For all the promises of God find their Yes in him [Christ]. That is why it is through him that we utter our Amen to God for his glory. 2 Corinthians 1:20
This past year has been a challenging one for my family. I’m sure you can probably relate. Life is just hard sometimes, especially when you watch people you love suffer. And in those times, we need to lift our faces toward heaven and know.
Beloved, you and I need to know God is for us, and His promises are true. They’re not just something we hope for. They’re real. Concrete. Attainable.
We just struggle because we don’t often see those promises lived out. And you and I have a hard time being convinced of things we can’t see (Hebrews 11:1). It’s easier to doubt God’s Word than take an honest look in the mirror.
I’ve said it many times, and I’ll say it again. God’s promises manifest in our lives through faith. But most of us don’t live lives of radical faith. Instead, we carry our faith like a possession we like to talk about and we’re glad we have. But we don’t use it.
We like to think we do. But we have so little expectation of seeing God move in miraculous ways that we limit what we’ll believe God for.
We’re not alone, dear one. I’d like to share a story that recently stirred my own heart. Take a few minutes to ponder this August 17 entry from L. B. Cowman’s Streams in the Desert.
I believe God, that it shall be even as it was told me (Acts 27:25).

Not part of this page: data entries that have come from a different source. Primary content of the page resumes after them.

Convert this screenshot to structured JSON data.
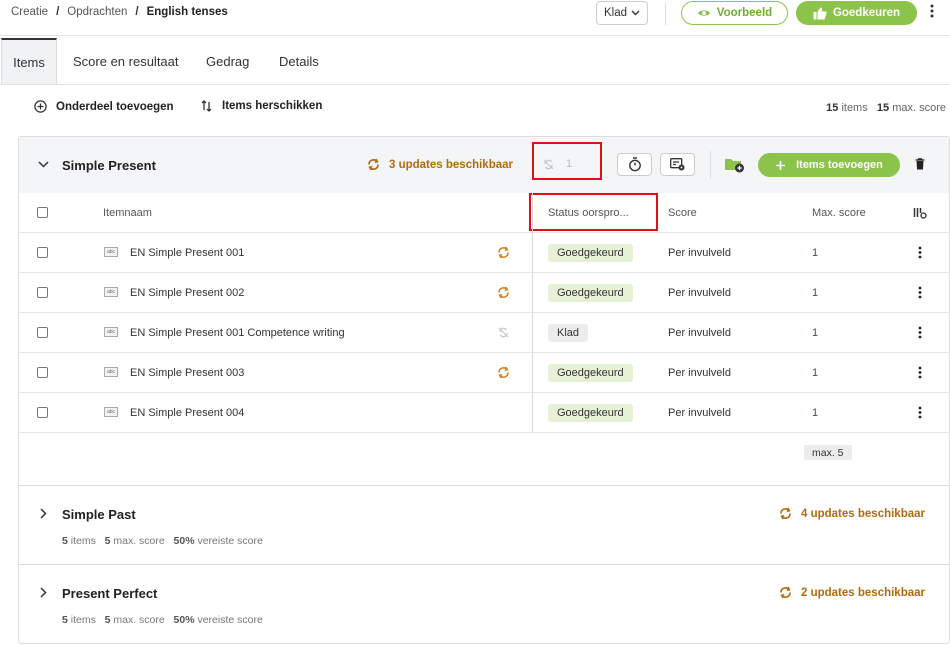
{
  "breadcrumb": {
    "items": [
      "Creatie",
      "Opdrachten",
      "English tenses"
    ],
    "separator": "/"
  },
  "header": {
    "status_select": "Klad",
    "preview_label": "Voorbeeld",
    "approve_label": "Goedkeuren"
  },
  "tabs": [
    {
      "label": "Items",
      "active": true
    },
    {
      "label": "Score en resultaat"
    },
    {
      "label": "Gedrag"
    },
    {
      "label": "Details"
    }
  ],
  "toolbar": {
    "add_part": "Onderdeel toevoegen",
    "reorder": "Items herschikken"
  },
  "summary": {
    "items_count": "15",
    "items_label": "items",
    "max_score": "15",
    "max_score_label": "max. score"
  },
  "section": {
    "title": "Simple Present",
    "updates": "3 updates beschikbaar",
    "count_field": "1",
    "add_items_label": "Items toevoegen",
    "columns": {
      "name": "Itemnaam",
      "status": "Status oorspro...",
      "score": "Score",
      "max": "Max. score"
    },
    "rows": [
      {
        "name": "EN Simple Present 001",
        "status": "Goedgekeurd",
        "score": "Per invulveld",
        "max": "1",
        "update": "available"
      },
      {
        "name": "EN Simple Present 002",
        "status": "Goedgekeurd",
        "score": "Per invulveld",
        "max": "1",
        "update": "available"
      },
      {
        "name": "EN Simple Present 001 Competence writing",
        "status": "Klad",
        "score": "Per invulveld",
        "max": "1",
        "update": "none"
      },
      {
        "name": "EN Simple Present 003",
        "status": "Goedgekeurd",
        "score": "Per invulveld",
        "max": "1",
        "update": "available"
      },
      {
        "name": "EN Simple Present 004",
        "status": "Goedgekeurd",
        "score": "Per invulveld",
        "max": "1",
        "update": ""
      }
    ],
    "total_label": "max. 5"
  },
  "collapsed_sections": [
    {
      "title": "Simple Past",
      "updates": "4 updates beschikbaar",
      "items": "5",
      "items_label": "items",
      "max": "5",
      "max_label": "max. score",
      "required": "50%",
      "required_label": "vereiste score"
    },
    {
      "title": "Present Perfect",
      "updates": "2 updates beschikbaar",
      "items": "5",
      "items_label": "items",
      "max": "5",
      "max_label": "max. score",
      "required": "50%",
      "required_label": "vereiste score"
    }
  ],
  "icon_names": [
    "chevron-down-icon",
    "eye-icon",
    "thumbs-up-icon",
    "kebab-icon",
    "plus-circle-icon",
    "reorder-icon",
    "sync-icon",
    "unlink-icon",
    "stopwatch-icon",
    "settings-card-icon",
    "folder-add-icon",
    "trash-icon",
    "columns-settings-icon",
    "chevron-right-icon",
    "document-icon"
  ],
  "colors": {
    "accent_green": "#8cc34b",
    "update_orange": "#b26b0a",
    "highlight_red": "#e0101a",
    "approved_badge": "#e6f1d6"
  }
}
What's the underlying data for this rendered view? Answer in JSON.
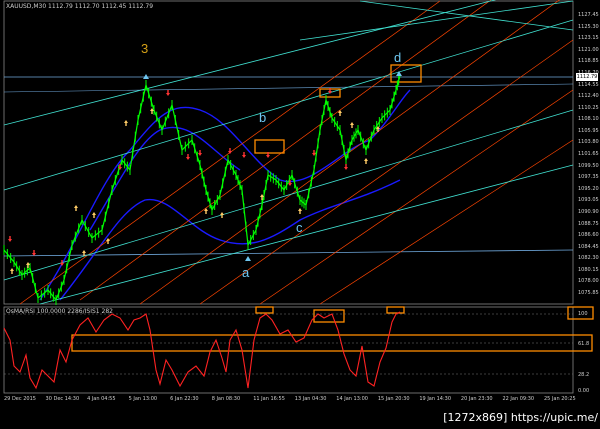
{
  "window": {
    "header": "XAUUSD,M30  1112.79  1112.70  1112.45  1112.79",
    "sub_header": "OsMA/RSI 100.0000 2286/ISIS1 282"
  },
  "wave_labels": {
    "w3": "3",
    "wb": "b",
    "wa": "a",
    "wc": "c",
    "wd": "d"
  },
  "colors": {
    "price": "#00ff00",
    "oscillator": "#ff2222",
    "channel": "#ff4500",
    "trend": "#40e0d0",
    "band": "#1a1aff",
    "box": "#ff8c00",
    "label_gold": "#d4a017",
    "label_cyan": "#6ec6f0"
  },
  "price_axis": [
    "1127.45",
    "1125.30",
    "1123.15",
    "1121.00",
    "1118.85",
    "1116.70",
    "1114.55",
    "1112.40",
    "1110.25",
    "1108.10",
    "1105.95",
    "1103.80",
    "1101.65",
    "1099.50",
    "1097.35",
    "1095.20",
    "1093.05",
    "1090.90",
    "1088.75",
    "1086.60",
    "1084.45",
    "1082.30",
    "1080.15",
    "1078.00",
    "1075.85"
  ],
  "current_price": "1112.79",
  "oscillator_axis": [
    "100",
    "61.8",
    "28.2",
    "0.00"
  ],
  "time_axis": [
    "29 Dec 2015",
    "30 Dec 14:30",
    "4 Jan 04:55",
    "5 Jan 13:00",
    "6 Jan 22:30",
    "8 Jan 08:30",
    "11 Jan 16:55",
    "13 Jan 04:30",
    "14 Jan 13:00",
    "15 Jan 20:30",
    "19 Jan 14:30",
    "20 Jan 23:30",
    "22 Jan 09:30",
    "25 Jan 20:25"
  ],
  "watermark": "[1272x869] https://upic.me/"
}
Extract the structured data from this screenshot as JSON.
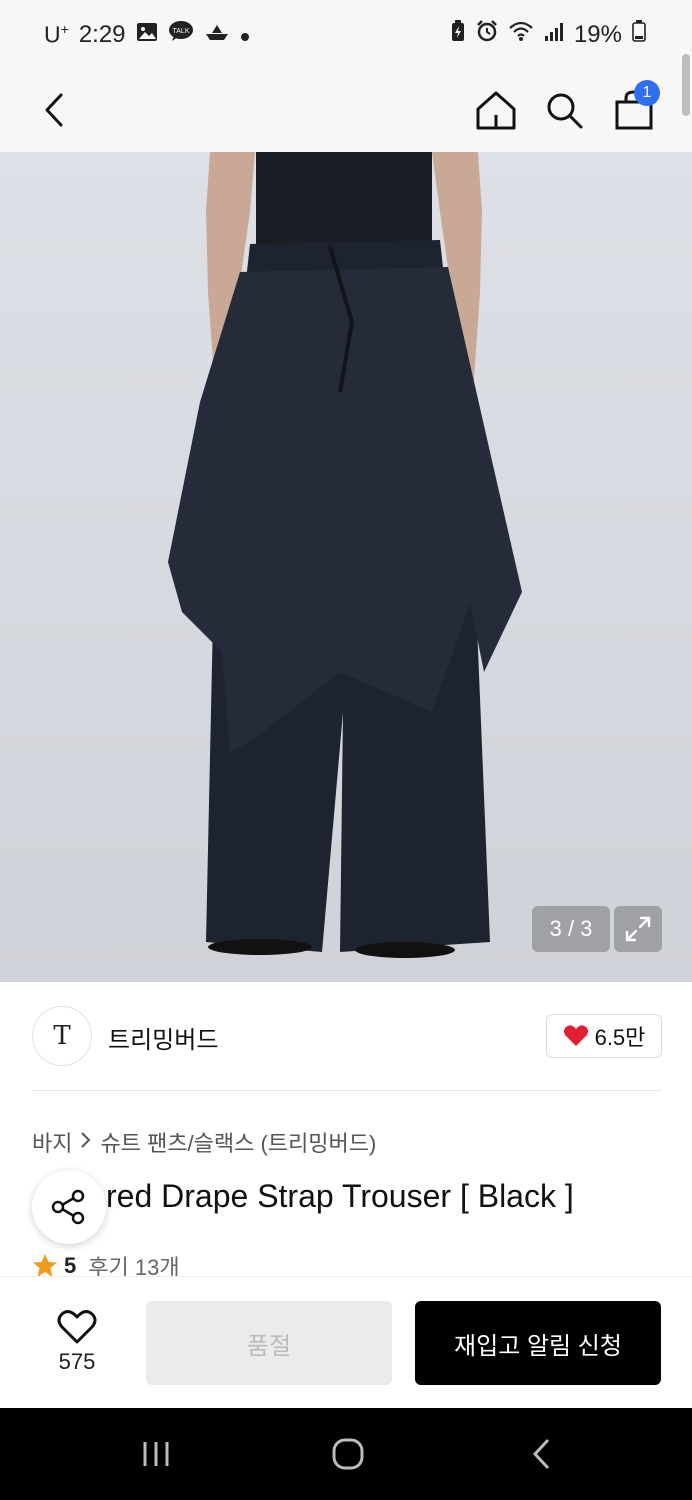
{
  "status_bar": {
    "carrier": "U",
    "carrier_sup": "+",
    "time": "2:29",
    "battery": "19%",
    "icons": [
      "gallery-icon",
      "talk-icon",
      "boat-icon",
      "dot-icon",
      "battery-saver-icon",
      "alarm-icon",
      "wifi-icon",
      "signal-icon",
      "battery-icon"
    ]
  },
  "header": {
    "back_icon": "chevron-left-icon",
    "home_icon": "home-icon",
    "search_icon": "search-icon",
    "cart_icon": "shopping-bag-icon",
    "cart_badge": "1"
  },
  "gallery": {
    "counter": "3 / 3",
    "expand_icon": "expand-icon"
  },
  "brand": {
    "logo_text": "T",
    "name": "트리밍버드",
    "likes": "6.5만"
  },
  "product": {
    "category_parent": "바지",
    "category_child": "슈트 팬츠/슬랙스 (트리밍버드)",
    "title_visible": "red Drape Strap Trouser [ Black ]",
    "rating": "5",
    "review_label": "후기 13개"
  },
  "actions": {
    "wish_count": "575",
    "soldout_label": "품절",
    "restock_label": "재입고 알림 신청"
  },
  "colors": {
    "accent_blue": "#2f6ef0",
    "heart_red": "#e0202e",
    "star_orange": "#f29a1e",
    "primary_black": "#000000"
  }
}
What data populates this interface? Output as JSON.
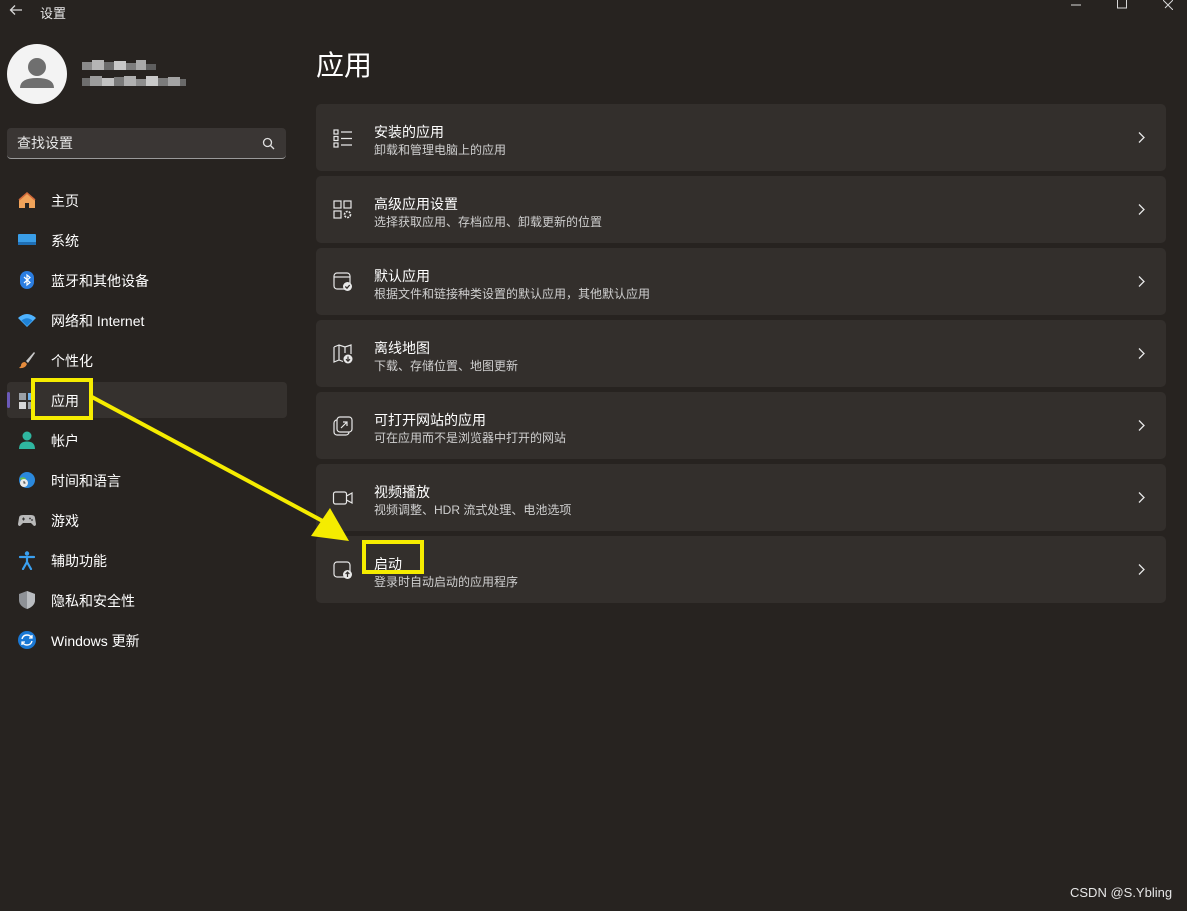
{
  "window": {
    "title": "设置"
  },
  "search": {
    "placeholder": "查找设置"
  },
  "nav": {
    "items": [
      {
        "label": "主页"
      },
      {
        "label": "系统"
      },
      {
        "label": "蓝牙和其他设备"
      },
      {
        "label": "网络和 Internet"
      },
      {
        "label": "个性化"
      },
      {
        "label": "应用"
      },
      {
        "label": "帐户"
      },
      {
        "label": "时间和语言"
      },
      {
        "label": "游戏"
      },
      {
        "label": "辅助功能"
      },
      {
        "label": "隐私和安全性"
      },
      {
        "label": "Windows 更新"
      }
    ],
    "active": "应用"
  },
  "main": {
    "title": "应用",
    "cards": [
      {
        "title": "安装的应用",
        "subtitle": "卸载和管理电脑上的应用",
        "icon": "list-icon"
      },
      {
        "title": "高级应用设置",
        "subtitle": "选择获取应用、存档应用、卸载更新的位置",
        "icon": "grid-gear-icon"
      },
      {
        "title": "默认应用",
        "subtitle": "根据文件和链接种类设置的默认应用，其他默认应用",
        "icon": "window-check-icon"
      },
      {
        "title": "离线地图",
        "subtitle": "下载、存储位置、地图更新",
        "icon": "map-download-icon"
      },
      {
        "title": "可打开网站的应用",
        "subtitle": "可在应用而不是浏览器中打开的网站",
        "icon": "open-external-icon"
      },
      {
        "title": "视频播放",
        "subtitle": "视频调整、HDR 流式处理、电池选项",
        "icon": "video-camera-icon"
      },
      {
        "title": "启动",
        "subtitle": "登录时自动启动的应用程序",
        "icon": "startup-icon"
      }
    ]
  },
  "watermark": "CSDN @S.Ybling",
  "colors": {
    "background": "#272320",
    "card": "#332f2c",
    "annotation": "#f5ec00",
    "accent": "#6b5ab8"
  }
}
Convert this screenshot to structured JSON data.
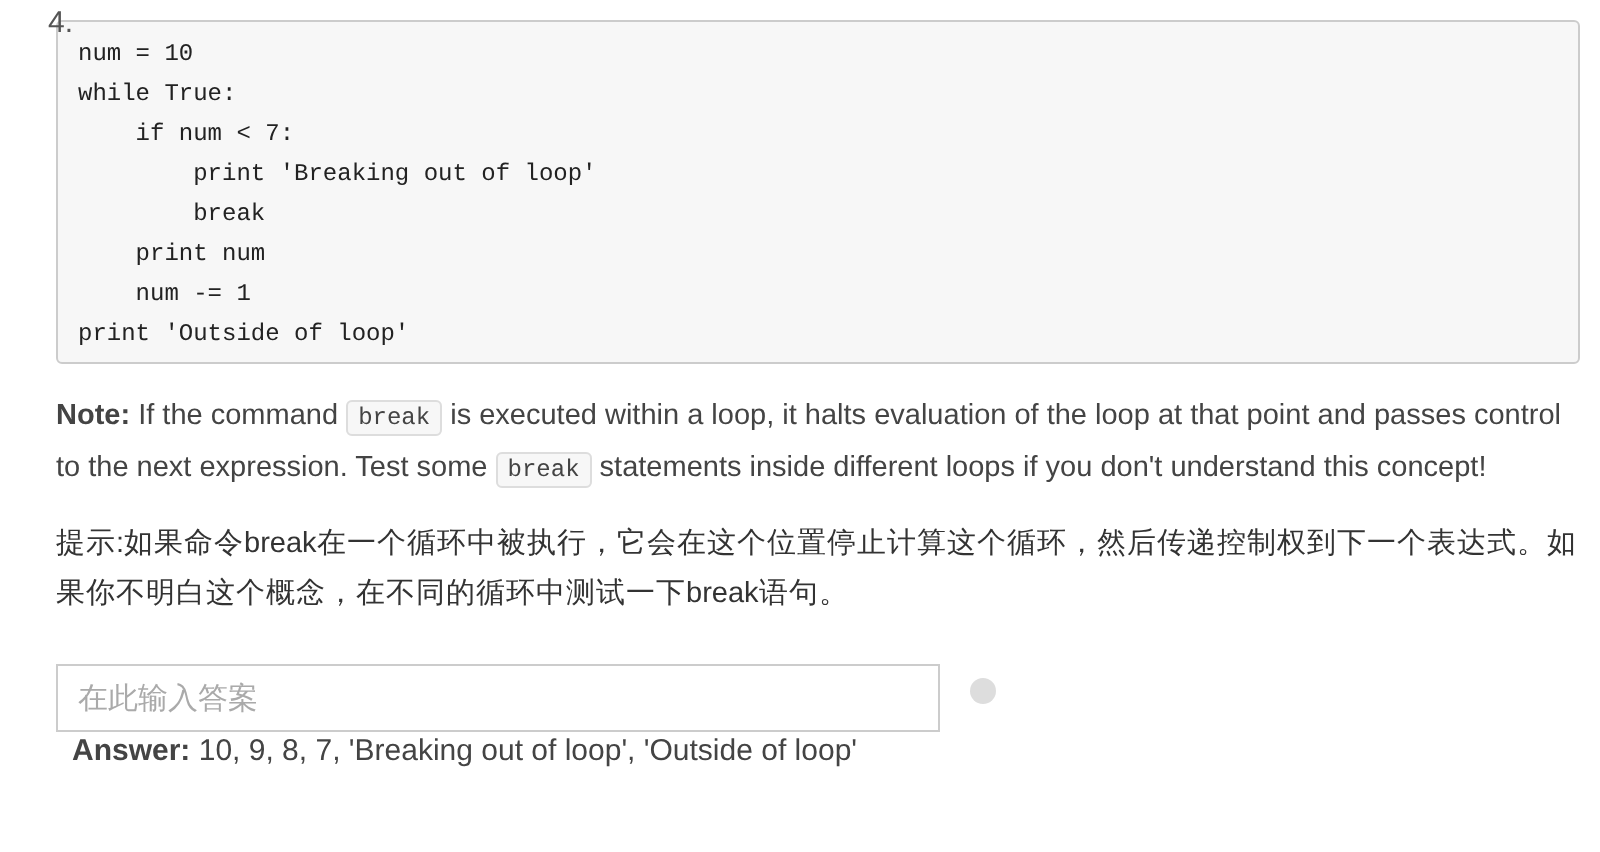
{
  "exercise_number": "4.",
  "code_lines": [
    "num = 10",
    "while True:",
    "    if num < 7:",
    "        print 'Breaking out of loop'",
    "        break",
    "    print num",
    "    num -= 1",
    "print 'Outside of loop'"
  ],
  "note": [
    {
      "kind": "text",
      "text": "**Note:** If the command "
    },
    {
      "kind": "code",
      "text": "break"
    },
    {
      "kind": "text",
      "text": " is executed within a loop, it halts evaluation of the loop at that point and passes control to the next expression. Test some "
    },
    {
      "kind": "code",
      "text": "break"
    },
    {
      "kind": "text",
      "text": " statements inside different loops if you don't understand this concept!"
    }
  ],
  "hint": "提示:如果命令break在一个循环中被执行，它会在这个位置停止计算这个循环，然后传递控制权到下一个表达式。如果你不明白这个概念，在不同的循环中测试一下break语句。",
  "answer_field": {
    "placeholder": "在此输入答案"
  },
  "answer": "**Answer:** 10, 9, 8, 7, 'Breaking out of loop', 'Outside of loop'"
}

I went to America some years ago with the captain of a steamer, who was a very devoted Christian. When off the coast of Newfoundland he said to me, “The last time I crossed here, five weeks ago, something happened that revolutionized the whole of my Christian life. We had George Mueller of Bristol on board. I had been on the bridge twenty-four hours and never left it. George Mueller came to me, and said, “Captain, I have come to tell you that I must be in Quebec Saturday afternoon.” “It is impossible,” I said. “Very well, if your ship cannot take me, God will find some other way. I have never broken an engagement for fifty-seven years. Let us go down to the chartroom and pray.”
I looked at that man of God, and thought to myself, what lunatic asylum can that man have come from? I never heard of such a thing as this. “Mr. Mueller,” I said, “do you know how dense this fog is?” “No,” he replied, “my eye is not on the density of the fog, but on the living God, who controls every circumstance of my life.”
He knelt down and prayed one of the most simple prayers, and when he had finished I was going to pray: but he put his hand on my shoulder, and told me not to pray. “First, you do not believe He will answer; and second, I BELIEVE HE HAS, and there is no need whatever for you to pray about it.”
I looked at him, and he said, “Captain, I have known my Lord for fifty-seven years, and there has never been a single day that I have failed to get audience with the King. Get up, Captain and open the door, and you will find the fog gone.” I got up, and the fog was indeed gone. On Saturday afternoon George Mueller was in Quebec for his engagement.
I wonder, dear one. Which man of God do you more closely resemble? The “devoted” Christian Captain who limited his faith to what his circumstances declared? Or George Mueller, who had so much confidence in God’s answer, he told the Captain with certainty that he would find the fog dispersed?
I have to admit, I long to be George! I want to confidently know God will move. And I have moments when I do. Sometimes. But other times—far too frequently—doubt creeps in to steal away God’s promises.
George Mueller lived the promise of 1 John 5:14-15.
And this is the confidence that we have toward him, that if we ask anything according to his will he hears us. And if we know that he hears us in whatever we ask, we know that we have the requests that we have asked of him.
George Mueller knew that God heard him. And because of that, he knew he would have what he asked for.
Let’s ask God to increase our faith.
Let’s live boldly believing.
Radical faith invites God to move.